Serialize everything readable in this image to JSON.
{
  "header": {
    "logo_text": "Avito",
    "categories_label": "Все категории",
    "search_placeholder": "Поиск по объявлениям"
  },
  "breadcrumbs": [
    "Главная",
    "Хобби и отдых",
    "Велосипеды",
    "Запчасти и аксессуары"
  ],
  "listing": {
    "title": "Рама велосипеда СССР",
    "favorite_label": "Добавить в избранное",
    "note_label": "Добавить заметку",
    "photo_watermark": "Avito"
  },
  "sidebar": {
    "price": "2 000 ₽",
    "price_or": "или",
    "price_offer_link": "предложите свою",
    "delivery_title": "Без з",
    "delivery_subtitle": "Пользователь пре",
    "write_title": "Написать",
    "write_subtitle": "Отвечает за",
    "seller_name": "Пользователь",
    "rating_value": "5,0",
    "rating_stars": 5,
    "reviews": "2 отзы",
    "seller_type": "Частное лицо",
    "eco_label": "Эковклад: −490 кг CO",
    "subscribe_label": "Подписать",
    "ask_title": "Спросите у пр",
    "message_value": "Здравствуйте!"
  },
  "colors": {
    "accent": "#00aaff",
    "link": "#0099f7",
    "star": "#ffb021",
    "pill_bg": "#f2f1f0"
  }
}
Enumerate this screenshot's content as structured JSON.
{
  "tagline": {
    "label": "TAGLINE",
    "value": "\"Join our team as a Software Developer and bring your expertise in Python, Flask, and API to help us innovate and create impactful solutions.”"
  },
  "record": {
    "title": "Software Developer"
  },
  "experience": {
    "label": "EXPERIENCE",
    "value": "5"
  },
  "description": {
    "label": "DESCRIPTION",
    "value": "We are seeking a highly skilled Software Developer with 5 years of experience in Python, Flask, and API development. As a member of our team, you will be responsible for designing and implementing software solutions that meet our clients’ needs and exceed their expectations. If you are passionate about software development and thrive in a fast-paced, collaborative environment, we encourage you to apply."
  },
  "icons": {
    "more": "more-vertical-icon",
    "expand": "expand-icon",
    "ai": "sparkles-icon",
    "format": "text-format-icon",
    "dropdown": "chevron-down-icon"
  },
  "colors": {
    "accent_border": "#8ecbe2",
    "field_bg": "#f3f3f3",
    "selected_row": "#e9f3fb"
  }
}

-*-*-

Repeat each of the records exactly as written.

- **Written reply**:
Serialize everything readable in this image to JSON.
{
  "header": {
    "logo_text": "Avito",
    "categories_label": "Все категории",
    "search_placeholder": "Поиск по объявлениям"
  },
  "breadcrumbs": [
    "Главная",
    "Хобби и отдых",
    "Велосипеды",
    "Запчасти и аксессуары"
  ],
  "listing": {
    "title": "Рама велосипеда СССР",
    "favorite_label": "Добавить в избранное",
    "note_label": "Добавить заметку",
    "photo_watermark": "Avito"
  },
  "sidebar": {
    "price": "2 000 ₽",
    "price_or": "или",
    "price_offer_link": "предложите свою",
    "delivery_title": "Без з",
    "delivery_subtitle": "Пользователь пре",
    "write_title": "Написать",
    "write_subtitle": "Отвечает за",
    "seller_name": "Пользователь",
    "rating_value": "5,0",
    "rating_stars": 5,
    "reviews": "2 отзы",
    "seller_type": "Частное лицо",
    "eco_label": "Эковклад: −490 кг CO",
    "subscribe_label": "Подписать",
    "ask_title": "Спросите у пр",
    "message_value": "Здравствуйте!"
  },
  "colors": {
    "accent": "#00aaff",
    "link": "#0099f7",
    "star": "#ffb021",
    "pill_bg": "#f2f1f0"
  }
}
Enumerate this screenshot's content as structured JSON.
{
  "tagline": {
    "label": "TAGLINE",
    "value": "\"Join our team as a Software Developer and bring your expertise in Python, Flask, and API to help us innovate and create impactful solutions.”"
  },
  "record": {
    "title": "Software Developer"
  },
  "experience": {
    "label": "EXPERIENCE",
    "value": "5"
  },
  "description": {
    "label": "DESCRIPTION",
    "value": "We are seeking a highly skilled Software Developer with 5 years of experience in Python, Flask, and API development. As a member of our team, you will be responsible for designing and implementing software solutions that meet our clients’ needs and exceed their expectations. If you are passionate about software development and thrive in a fast-paced, collaborative environment, we encourage you to apply."
  },
  "icons": {
    "more": "more-vertical-icon",
    "expand": "expand-icon",
    "ai": "sparkles-icon",
    "format": "text-format-icon",
    "dropdown": "chevron-down-icon"
  },
  "colors": {
    "accent_border": "#8ecbe2",
    "field_bg": "#f3f3f3",
    "selected_row": "#e9f3fb"
  }
}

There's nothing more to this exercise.